I-so-lay-chon

Posted: 22nd January 2016 by Christian in Blog

Let’s get weird.
The isolated brain is a concept many, many scientists and sorcerers have tried on since the beginning. Can you take a brain out of the body and keep it alive?
Not really, no. But people give it a go. If you’re feeling ghoulish, here’s Sergei Brukhonenko and Boris Levinskovsky and their dog head experiments.

Obviously, the below video has some dog grotesqueness.

They were hardly the first.

In the 1880s, a French doctor by the name of Jean Baptiste Vincent Laborde got a bit clever with it. Thirty years earlier, an Englishman claimed he revived a dog head after ten minutes. Laborde was a bit more ambitious.

Also, there was a debate going on in France about which was more humane. Traditionally, the guillotine was considered more merciful, but people claimed to have seen severed heads gnashing teeth, crying, all sort of horrible things. State-sponsored murder is supposed to be swift, merciless but not cruel (hi, Clayton Lockett) so this had to be investigated.

Provided with several executed criminal’s heads, he took one and attached it to a dog’s carotid. Another was injected with oxygenated cow’s blood. In each case, things happened. Eyes opened, jaws twitched, faces moved. But none of the experiments yielded much valuable data and so it was a while until science types would get stuck in to severed heads for a while.

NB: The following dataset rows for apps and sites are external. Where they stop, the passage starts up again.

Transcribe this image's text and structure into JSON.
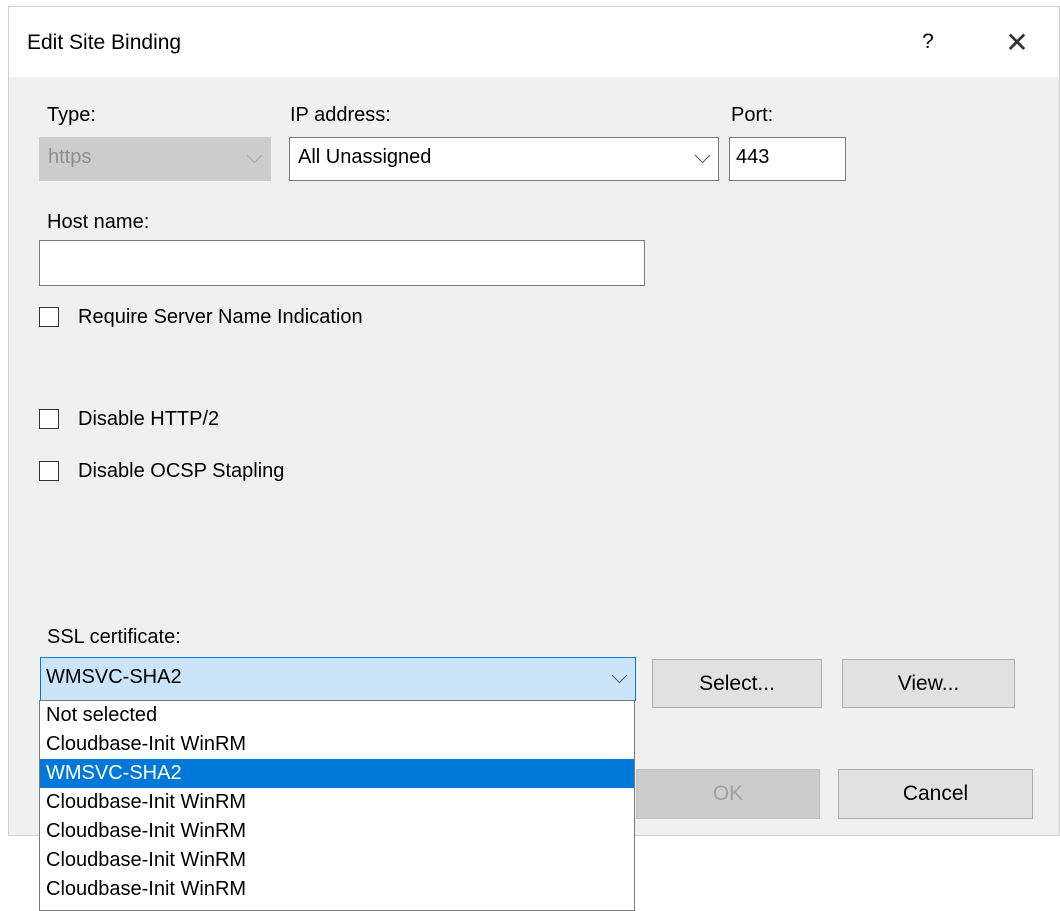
{
  "window": {
    "title": "Edit Site Binding",
    "help_label": "?",
    "close_label": "✕"
  },
  "type": {
    "label": "Type:",
    "value": "https",
    "enabled": false
  },
  "ip_address": {
    "label": "IP address:",
    "value": "All Unassigned"
  },
  "port": {
    "label": "Port:",
    "value": "443"
  },
  "host_name": {
    "label": "Host name:",
    "value": ""
  },
  "checkboxes": {
    "sni": {
      "label": "Require Server Name Indication",
      "checked": false
    },
    "http2": {
      "label": "Disable HTTP/2",
      "checked": false
    },
    "ocsp": {
      "label": "Disable OCSP Stapling",
      "checked": false
    }
  },
  "ssl_certificate": {
    "label": "SSL certificate:",
    "value": "WMSVC-SHA2",
    "options": [
      "Not selected",
      "Cloudbase-Init WinRM",
      "WMSVC-SHA2",
      "Cloudbase-Init WinRM",
      "Cloudbase-Init WinRM",
      "Cloudbase-Init WinRM",
      "Cloudbase-Init WinRM"
    ],
    "highlighted_index": 2
  },
  "buttons": {
    "select": "Select...",
    "view": "View...",
    "ok": "OK",
    "cancel": "Cancel"
  },
  "colors": {
    "highlight": "#0078d7",
    "combo_focus_bg": "#cce4f7",
    "dialog_bg": "#f0f0f0"
  }
}
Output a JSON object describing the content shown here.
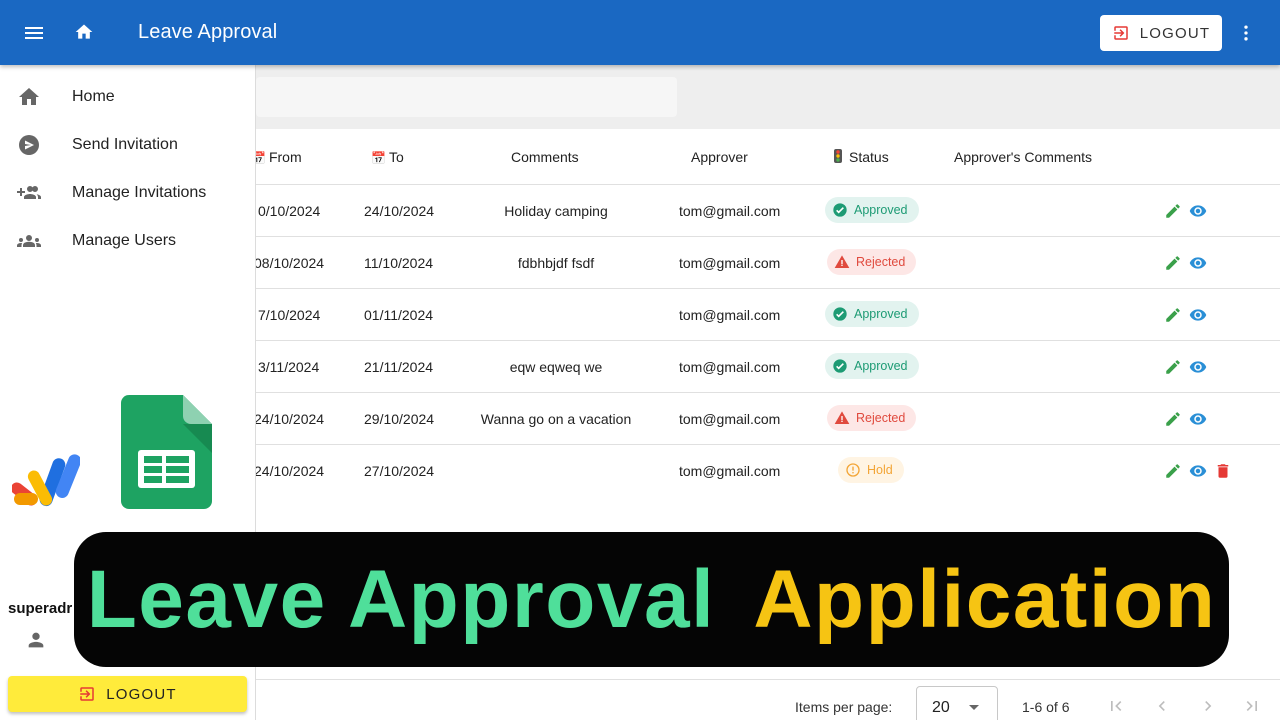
{
  "appbar": {
    "title": "Leave Approval",
    "logout_label": "LOGOUT"
  },
  "sidebar": {
    "items": [
      {
        "label": "Home",
        "icon": "home-icon"
      },
      {
        "label": "Send Invitation",
        "icon": "send-icon"
      },
      {
        "label": "Manage Invitations",
        "icon": "group-add-icon"
      },
      {
        "label": "Manage Users",
        "icon": "people-icon"
      }
    ],
    "user_name": "superadr",
    "logout_label": "LOGOUT"
  },
  "search": {
    "value": "",
    "placeholder": ""
  },
  "table": {
    "headers": {
      "from": "From",
      "to": "To",
      "comments": "Comments",
      "approver": "Approver",
      "status": "Status",
      "approver_comments": "Approver's Comments"
    },
    "rows": [
      {
        "from": "0/10/2024",
        "to": "24/10/2024",
        "comments": "Holiday camping",
        "approver": "tom@gmail.com",
        "status": "Approved",
        "status_kind": "approved",
        "actions": [
          "edit-icon",
          "view-icon"
        ]
      },
      {
        "from": "08/10/2024",
        "to": "11/10/2024",
        "comments": "fdbhbjdf fsdf",
        "approver": "tom@gmail.com",
        "status": "Rejected",
        "status_kind": "rejected",
        "actions": [
          "edit-icon",
          "view-icon"
        ]
      },
      {
        "from": "7/10/2024",
        "to": "01/11/2024",
        "comments": "",
        "approver": "tom@gmail.com",
        "status": "Approved",
        "status_kind": "approved",
        "actions": [
          "edit-icon",
          "view-icon"
        ]
      },
      {
        "from": "3/11/2024",
        "to": "21/11/2024",
        "comments": "eqw eqweq we",
        "approver": "tom@gmail.com",
        "status": "Approved",
        "status_kind": "approved",
        "actions": [
          "edit-icon",
          "view-icon"
        ]
      },
      {
        "from": "24/10/2024",
        "to": "29/10/2024",
        "comments": "Wanna go on a vacation",
        "approver": "tom@gmail.com",
        "status": "Rejected",
        "status_kind": "rejected",
        "actions": [
          "edit-icon",
          "view-icon"
        ]
      },
      {
        "from": "24/10/2024",
        "to": "27/10/2024",
        "comments": "",
        "approver": "tom@gmail.com",
        "status": "Hold",
        "status_kind": "hold",
        "actions": [
          "edit-icon",
          "view-icon",
          "delete-icon"
        ]
      }
    ]
  },
  "paginator": {
    "items_per_page_label": "Items per page:",
    "items_per_page": "20",
    "range_label": "1-6 of 6"
  },
  "banner": {
    "part1": "Leave Approval",
    "part2": "Application"
  },
  "colors": {
    "appbar": "#1a68c2",
    "approved": "#1d9b74",
    "rejected": "#e04a3e",
    "hold": "#f3a536",
    "edit": "#3aa04a",
    "view": "#2a8fd6",
    "delete": "#e53935",
    "banner_green": "#4fdf9a",
    "banner_yellow": "#f6c413"
  }
}
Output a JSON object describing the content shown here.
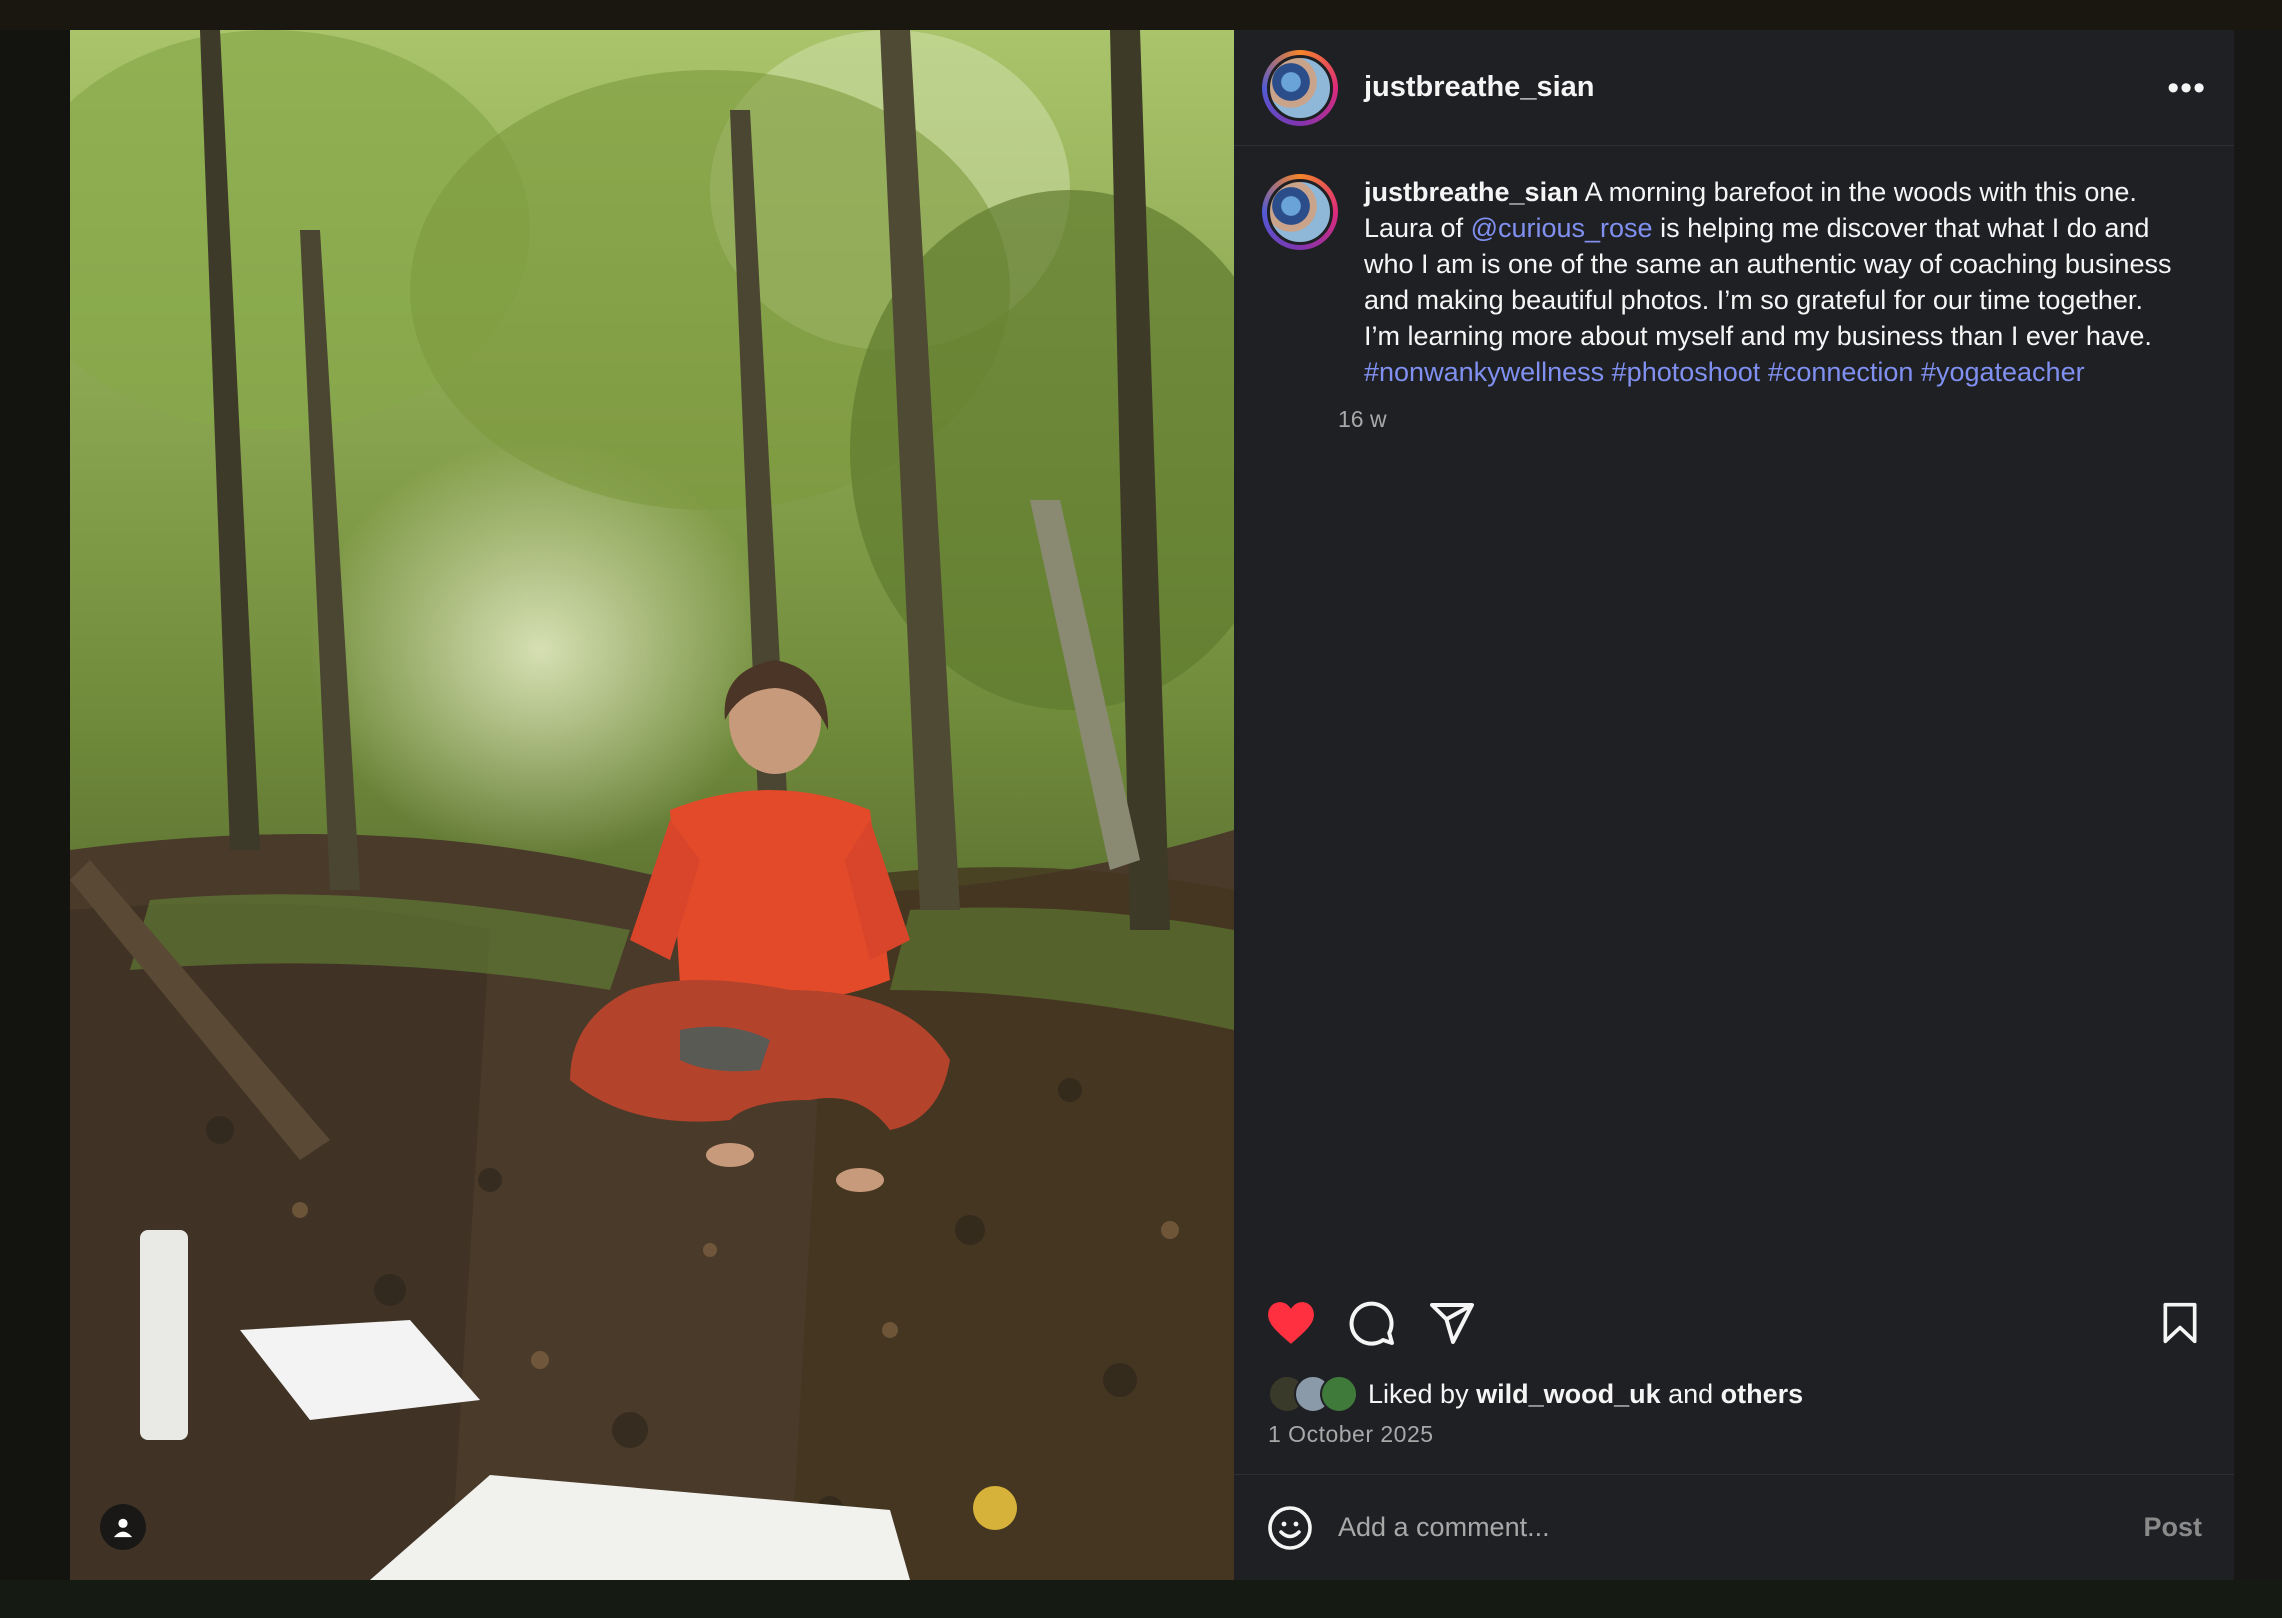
{
  "post": {
    "username": "justbreathe_sian",
    "more_label": "•••",
    "caption": {
      "username": "justbreathe_sian",
      "line1": " A morning barefoot in the woods with this one.",
      "line2_prefix": "Laura of ",
      "mention": "@curious_rose",
      "line2_rest": " is helping me discover that what I do and who I am is one of the same an authentic way of coaching business and making beautiful photos. I’m so grateful for our time together. I’m learning more about myself and my business than I ever have. ",
      "hashtags": [
        "#nonwankywellness",
        "#photoshoot",
        "#connection",
        "#yogateacher"
      ]
    },
    "time_ago": "16 w",
    "liked_by_prefix": "Liked by ",
    "liked_by_user": "wild_wood_uk",
    "liked_by_and": " and ",
    "liked_by_others": "others",
    "date": "1 October 2025",
    "comment_placeholder": "Add a comment...",
    "post_label": "Post"
  },
  "colors": {
    "link": "#8090f0",
    "heart": "#ff3040",
    "panel": "#1f2024"
  },
  "icons": [
    "heart-icon",
    "comment-icon",
    "share-icon",
    "bookmark-icon",
    "emoji-icon",
    "user-tag-icon",
    "more-icon"
  ]
}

Murder

In 1883, a man “powerfully muscled, movements of extraordinary agility, the ascetic and hard features, to acute small eyes, tormented fierce…” entered the home of Monsieur Ducros-Sixt and killed him and his sister with a stonemason’s hammer.

Arrested, the murderer refused to give a name, or even a profession. He did not deny the crime. So they called him Campi, just a name for the books, and found him guilty.

“Gentlemen judges want to take my head. They will take it without a label!”
His last words. They cut off his head and gave it to Laborde.

The crime writer Leon noted “tried to revive with the blood of a dog for a few minutes, to talk about the bloody head. The experiment did not succeed…”

Now, that should be the end of Campi.

But here’s where things get weird.

Black Magic!

People have always been attracted to death. Found a power in the corpse. Even today in Africa, the limbs of an albino are worth real money because of their spiritual properties. But this isn’t new. Gladiator heads, teeth, hair, blood, were healing to the ancient Romans. Hands of Glory were a well-known folk magic, the severed hands of hanged criminals had magical powers. Nooses that had claimed lives were popular talismans. The infamous witches flying ointment, the fat of an unbaptised child you’d drink. Sandy Childs, teenage child-murderer, stabbed and 8 year old to death and tried to get his fat. In 1995.

Someone removed Campi’s skin. With the purpose of using it as binding the medical reports that would be made on him. This was 1883.

Now, as an aside, in 1883, the world was three years away from having a car. Bacteriology was getting up and running. You could iron your clothes. This was not a primitive age.

Nevertheless, someone took Campi’s skin and transformed it into an amulet.

Most amulets are prophylactic. They protect. They prevent. But being near a death, an execution, was sometimes considered healing.

Who knows what the amulet was for, coins and the human skin of a murder, who’s brain was fed dog’s blood.

I think we make a mistake hiding our dead and our death. I think we error when we suggest the price of public hygiene is worth cutting away our morbid fascinations with our own ends.

Can you honestly say you’ve no use for something like this?